Besides allowing you to create and share thematic census maps of most towns and cities in Canada, Socioscapes now lets you download your dataset in CSV format. This means you can further analyze your results using spreadsheet and data analysis software, or include a dataset if you happen to use a Socioscapes map in a report or presentation. Check it out!
As we a approach a new census year, I’d like to share a project I recently completed as part of my graduate research at the University of Toronto. This work began when I joined Dr. Brent Berry’s research team on a project called “Interactions Across Boundaries: Social Segregation in Multiethnic Urban Communities”. I was surprised to find that though publicly funded data products are available at all levels of government, they are not accessible to most people and require specialized software and training to use. Given our current technological state, this really shouldn’t be the case, so I focused my master’s research project on making the full 2011 Census of Canada publicly available in a clean and simple way. The result is the following web app: http://app.socioscapes.com/ .

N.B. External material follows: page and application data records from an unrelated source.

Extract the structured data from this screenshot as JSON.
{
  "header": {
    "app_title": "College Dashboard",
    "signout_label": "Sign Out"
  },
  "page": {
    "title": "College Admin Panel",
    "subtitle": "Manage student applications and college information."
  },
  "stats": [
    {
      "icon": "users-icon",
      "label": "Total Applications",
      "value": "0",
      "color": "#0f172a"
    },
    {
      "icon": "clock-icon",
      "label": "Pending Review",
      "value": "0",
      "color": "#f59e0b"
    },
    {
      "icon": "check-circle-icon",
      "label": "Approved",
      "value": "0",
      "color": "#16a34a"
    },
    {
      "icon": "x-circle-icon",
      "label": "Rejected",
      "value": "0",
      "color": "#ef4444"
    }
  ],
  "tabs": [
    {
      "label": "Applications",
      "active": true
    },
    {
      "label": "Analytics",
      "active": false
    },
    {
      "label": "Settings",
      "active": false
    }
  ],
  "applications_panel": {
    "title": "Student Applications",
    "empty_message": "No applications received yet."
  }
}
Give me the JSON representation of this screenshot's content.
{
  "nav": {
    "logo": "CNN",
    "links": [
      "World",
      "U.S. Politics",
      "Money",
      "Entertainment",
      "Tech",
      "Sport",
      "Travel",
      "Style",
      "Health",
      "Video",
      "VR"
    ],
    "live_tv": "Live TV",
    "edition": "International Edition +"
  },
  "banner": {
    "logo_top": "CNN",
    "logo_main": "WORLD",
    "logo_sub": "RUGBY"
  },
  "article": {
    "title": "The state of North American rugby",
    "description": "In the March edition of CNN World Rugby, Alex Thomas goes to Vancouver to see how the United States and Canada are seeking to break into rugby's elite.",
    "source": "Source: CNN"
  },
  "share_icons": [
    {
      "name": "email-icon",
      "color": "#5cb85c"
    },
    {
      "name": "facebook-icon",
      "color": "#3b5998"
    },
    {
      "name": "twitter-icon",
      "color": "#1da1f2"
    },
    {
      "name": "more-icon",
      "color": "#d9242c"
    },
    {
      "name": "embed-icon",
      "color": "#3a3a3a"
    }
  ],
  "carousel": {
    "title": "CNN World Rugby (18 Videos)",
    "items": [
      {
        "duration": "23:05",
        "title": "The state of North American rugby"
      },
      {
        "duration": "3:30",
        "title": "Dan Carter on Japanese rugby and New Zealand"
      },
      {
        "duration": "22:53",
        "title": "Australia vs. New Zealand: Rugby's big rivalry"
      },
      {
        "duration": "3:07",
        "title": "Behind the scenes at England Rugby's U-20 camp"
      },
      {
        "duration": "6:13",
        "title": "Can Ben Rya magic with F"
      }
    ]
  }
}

Socioscapes allows anyone with a browsers to navigate local Canadian communities in a new and interesting way. Simply enter the name of a municipal area and select from among the 400+ census measures to see a thematic map at the dissemination area level (which is the smallest geographically stable area for which Statistics Canada makes data available). Each question has been mapped to a corresponding population and land area so that users can request raw counts, density measures, or population proportions. Users can also filter results based on self-identified gender characteristics. For the more adventurous, there are tools to change map colours, the number of groups, and even the algorithm used to calculate the groups. The entire project is built using open-source and free-to-use technology and can be reused and repurposed without permission (the source code is available on Github and is covered by the MIT License). The website itself is built using Facebook React, Twitter Bootstrap, and Google Material Design; it should be accessible on all major browsers and is mobile friendly. Please take a look and share!